Idle curiosity? There is no such thing. Curiosity, whether innocent, prying, or professional, drives historical research. Every chronicler of noteworthy events must ask the who-what-where-when-why-how questions that produce accurate records, but a good historian is also an artist. In classical Greece, history even had its own muse, Kleio, “Granter of Glory,” since an orderly account of the chaotic events of a battle or an era is as much a work of art as a poem or a drama. Curiosity unfurls the sails of imagination, and imagination is the flagship for our journey toward understanding.
We are all potential historians, but we will never be truly effective until we wade into the river of history to experience it with a child’s attentiveness. Children learn about the world by breathing it into their souls (the Latin root of inspiration means “breath”) and by asking endless questions. Behind every doorway in our neighborhood, a story unfolds; on every street in our town, epic events occur; in the heart of every city, life, with all its complexities, waits for an enlightened historian to discover it.
Herman Hesse’s Siddhartha achieved enlightenment only after realizing “that secret from the river, that there is no such thing as time . . . that the river is everywhere at the same time, at the source and at the mouth, at the waterfall, at the ferry, at the current, in the ocean and in the mountains, everywhere, and that the present only exists for it, not the shadow of the past nor the shadow of the future.”
Anyone who has visited a Civil War battlefield understands how effortlessly the line blurs between past and present: the tragic events that happened there can still make us weep.

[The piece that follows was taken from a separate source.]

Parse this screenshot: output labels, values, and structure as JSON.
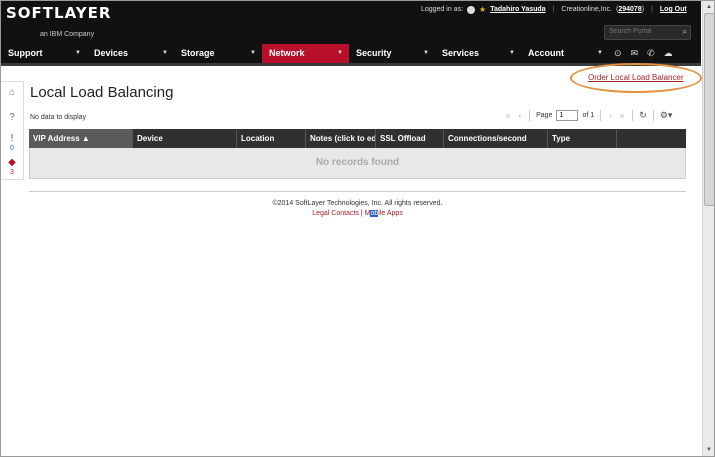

Anne Frank’s spirit lives on in a dark attic in Amsterdam. Emerson’s frayed straw hat still hangs on a peg in the hallway of his house in Concord; a visitor imagines that the great writer himself might stride past at any moment and slap the hat onto his head. History surrounds us, and we can drift serenely in it if we open our hearts to wonder.
Be warned: a well-developed sense of curiosity may not make us popular – it is, in fact, commonly considered humanity’s first negative trait. Eve and Pandora are both reviled as examples of feminine imperfection. Giving ourselves over too freely to curiosity puts us at risk of being deemed “prying” or “meddlesome.” Curiosity, after all, killed the cat.
On the other hand, the rewards of perseverance can be great. Most of those punished for curiosity eventually receive compensation for their suffering. Although Eden was glorious, Eve discovered the satisfaction of personal accomplishment only after leaving Paradise. Pandora released evil into the world by opening The Box; however, the lovely, fragile creature who remained with her afterwards was hope, that same spiritual longing with which historians guide the past forward into the present. (2002)